Sunday, August 4, 2013

"Everything You Feel Like Telling"

I am reading Edith Wharton's autobiography, A Backward Glance. It is rich with information on her development as a writer. Most interesting is her commentary on her critic, Walter Berry, who essentially "taught" her to write. I quote much of what she says in its entirety, as it is invaluable for both writers and critics.

About Walter Berry, she writes: "No critic was ever severer, but none had more respect for the artist's liberty. He taught me never to be satisfied with my own work, but never to let my inward conviction as to the rightness of anything I had done be affected by outside opinion."

Stuck with the development of a novel, she asked his opinion.  "He looked through what I had written, handed it back, and said simply: 'Don't worry about how you're to go on. Just write down everything you feel like telling.' The advice freed me once for all from the incubus of an artificially pre-designed plan, and sent me rushing ahead with my tale, letting each incident create the next, and keeping in sight only the novelist's essential sign-post; the inner significance of the "case" selected. Yet when the novel was done, I remember how meticulously he studied it from the point of view of language, marking down faulty syntax and false metaphors, smiling away over-emphasis and unnecessary repetitions, helping me patiently through the beginner's verbal perplexities, yet never laying hands on what he considered sacred: the soul of the novel, which is (or should be) the writer's own soul."
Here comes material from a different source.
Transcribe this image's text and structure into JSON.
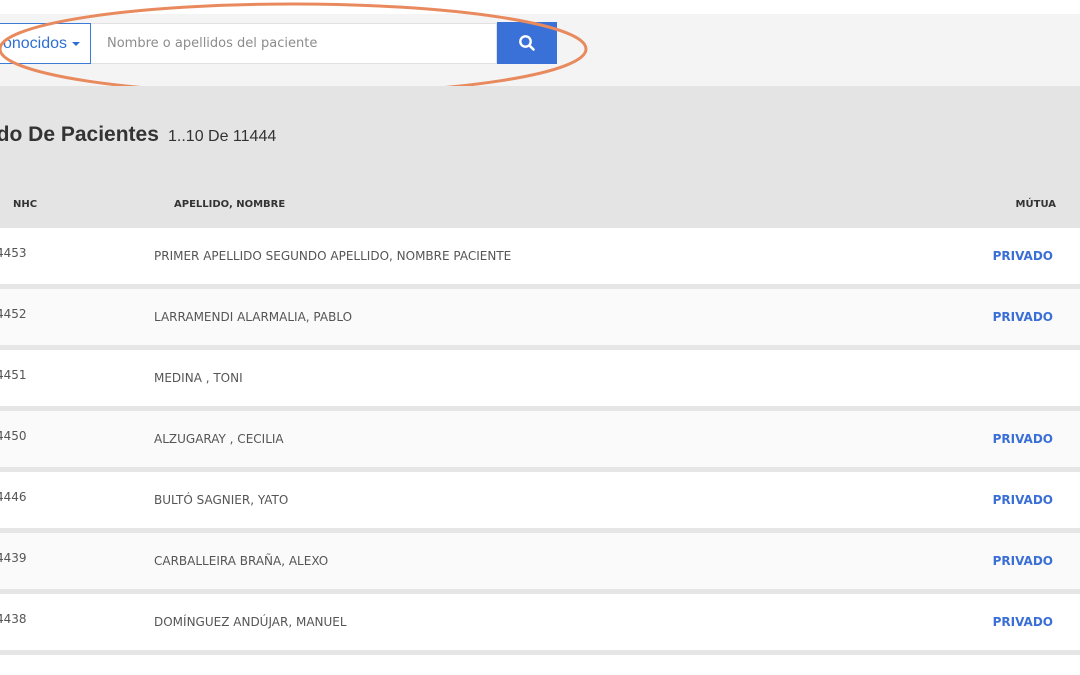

It is good to know that even one of America's greatest writers struggled to learn, and that the manuscripts she produced (according to a guide at The Mount, she wrote every morning in bed for four hours) all needed help from a sharp-eyed critic who respected what she was trying to say.


  1. Critique partners are definitely invaluable! It's amazing what outside eyes can catch.

  2. A group is even better than depending on one person, no matter how skillful. In a group, you can depend on critiques specializing in plot, character development, style,etc. because each member has a particular critiquing talent.

  3. I love how within a group, different readers catch different problems. And when everyone catches the same problem, there is no doubt it must be fixed!